====== Provided data ======

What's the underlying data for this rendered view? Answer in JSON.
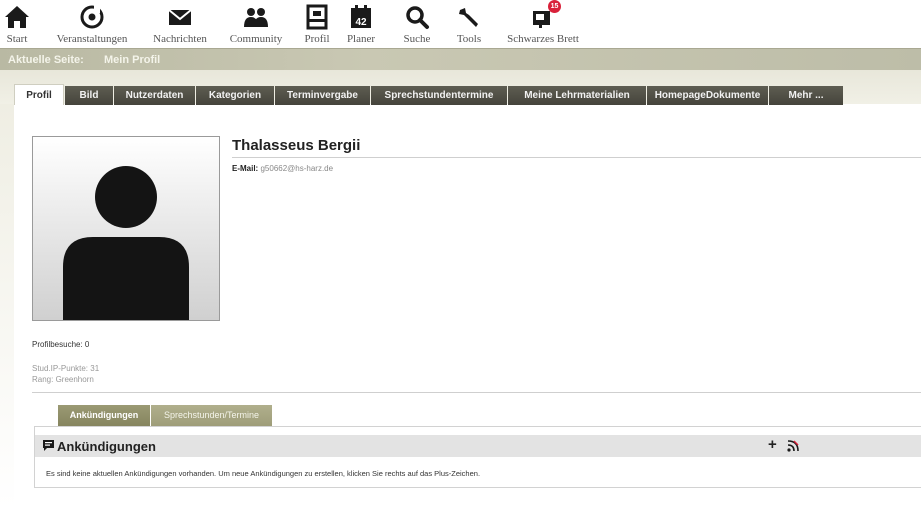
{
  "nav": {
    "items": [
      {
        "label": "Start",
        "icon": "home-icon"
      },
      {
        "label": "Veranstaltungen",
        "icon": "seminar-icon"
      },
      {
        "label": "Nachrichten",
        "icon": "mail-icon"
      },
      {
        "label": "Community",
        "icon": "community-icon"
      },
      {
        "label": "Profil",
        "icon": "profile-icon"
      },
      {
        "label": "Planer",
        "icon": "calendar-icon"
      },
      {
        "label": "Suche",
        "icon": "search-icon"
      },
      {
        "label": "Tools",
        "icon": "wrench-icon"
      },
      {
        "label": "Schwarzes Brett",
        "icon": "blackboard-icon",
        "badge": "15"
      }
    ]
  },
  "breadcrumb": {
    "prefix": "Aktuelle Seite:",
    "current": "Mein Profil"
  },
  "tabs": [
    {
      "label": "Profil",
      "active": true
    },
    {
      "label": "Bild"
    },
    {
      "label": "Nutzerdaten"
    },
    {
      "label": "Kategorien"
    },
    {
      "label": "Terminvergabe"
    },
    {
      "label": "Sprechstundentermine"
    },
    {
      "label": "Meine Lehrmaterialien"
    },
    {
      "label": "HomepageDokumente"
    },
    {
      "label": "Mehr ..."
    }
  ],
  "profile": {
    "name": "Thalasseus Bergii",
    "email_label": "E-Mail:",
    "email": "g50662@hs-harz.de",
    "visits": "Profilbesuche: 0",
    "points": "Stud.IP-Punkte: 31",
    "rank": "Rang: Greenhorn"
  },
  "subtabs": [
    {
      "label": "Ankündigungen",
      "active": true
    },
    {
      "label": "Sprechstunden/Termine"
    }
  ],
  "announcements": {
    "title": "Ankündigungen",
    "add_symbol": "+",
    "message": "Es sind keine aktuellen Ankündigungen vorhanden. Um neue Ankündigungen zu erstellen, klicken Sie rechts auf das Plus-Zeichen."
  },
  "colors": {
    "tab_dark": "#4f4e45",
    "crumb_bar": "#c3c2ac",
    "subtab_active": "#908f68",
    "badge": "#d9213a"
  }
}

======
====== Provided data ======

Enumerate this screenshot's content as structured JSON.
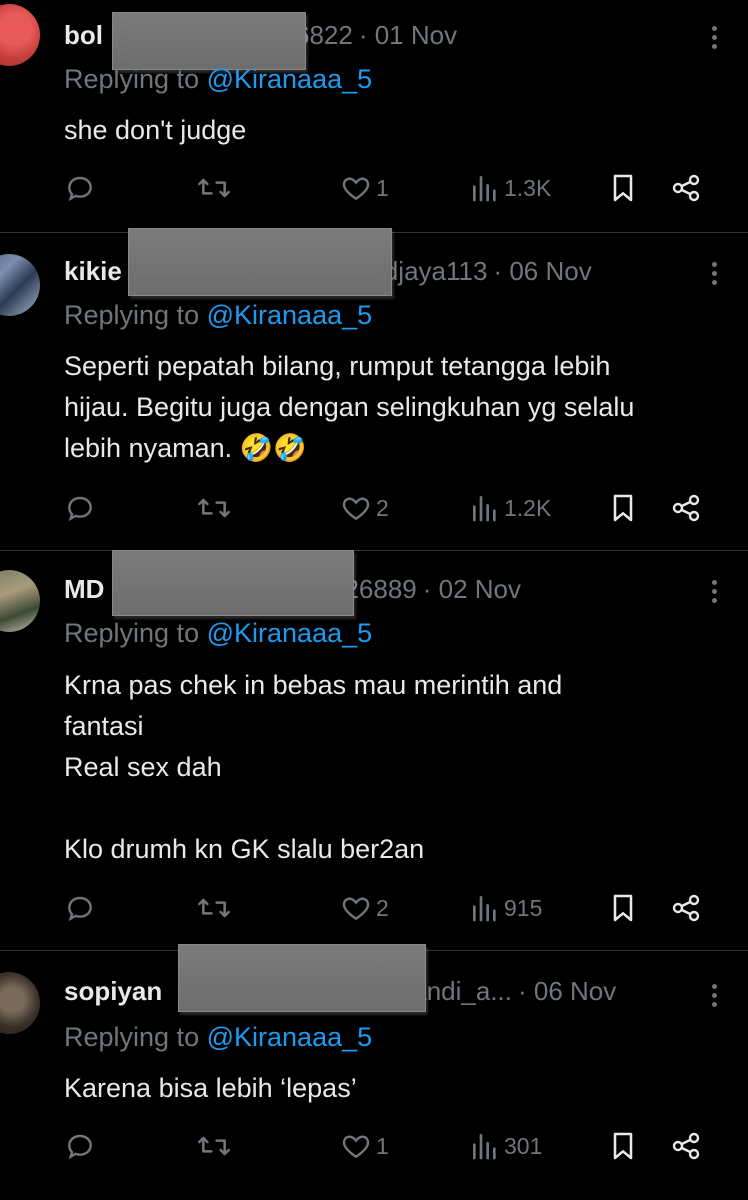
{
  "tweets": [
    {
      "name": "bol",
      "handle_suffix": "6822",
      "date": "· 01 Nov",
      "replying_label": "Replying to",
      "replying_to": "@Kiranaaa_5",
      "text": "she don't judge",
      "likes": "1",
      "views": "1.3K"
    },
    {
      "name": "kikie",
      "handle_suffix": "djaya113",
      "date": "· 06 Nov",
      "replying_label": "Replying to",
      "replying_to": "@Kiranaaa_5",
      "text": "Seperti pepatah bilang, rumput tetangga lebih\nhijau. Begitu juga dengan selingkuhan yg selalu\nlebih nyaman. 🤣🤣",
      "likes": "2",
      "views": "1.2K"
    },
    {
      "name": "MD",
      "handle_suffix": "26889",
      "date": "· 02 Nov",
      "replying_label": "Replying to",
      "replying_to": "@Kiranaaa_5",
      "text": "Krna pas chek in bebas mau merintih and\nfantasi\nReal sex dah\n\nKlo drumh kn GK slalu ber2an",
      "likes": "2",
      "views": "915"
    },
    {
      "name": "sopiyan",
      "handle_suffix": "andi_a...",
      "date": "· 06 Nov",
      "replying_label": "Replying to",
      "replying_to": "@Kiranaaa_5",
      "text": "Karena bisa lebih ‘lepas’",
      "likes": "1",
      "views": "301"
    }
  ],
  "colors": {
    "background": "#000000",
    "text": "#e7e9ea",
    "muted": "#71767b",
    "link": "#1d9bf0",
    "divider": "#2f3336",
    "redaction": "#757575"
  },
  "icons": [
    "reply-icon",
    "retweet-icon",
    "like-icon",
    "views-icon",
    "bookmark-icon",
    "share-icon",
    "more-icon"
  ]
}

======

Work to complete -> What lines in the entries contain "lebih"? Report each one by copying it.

Answer to this task ->
      "text": "Seperti pepatah bilang, rumput tetangga lebih\nhijau. Begitu juga dengan selingkuhan yg selalu\nlebih nyaman. 🤣🤣",
      "text": "Karena bisa lebih ‘lepas’",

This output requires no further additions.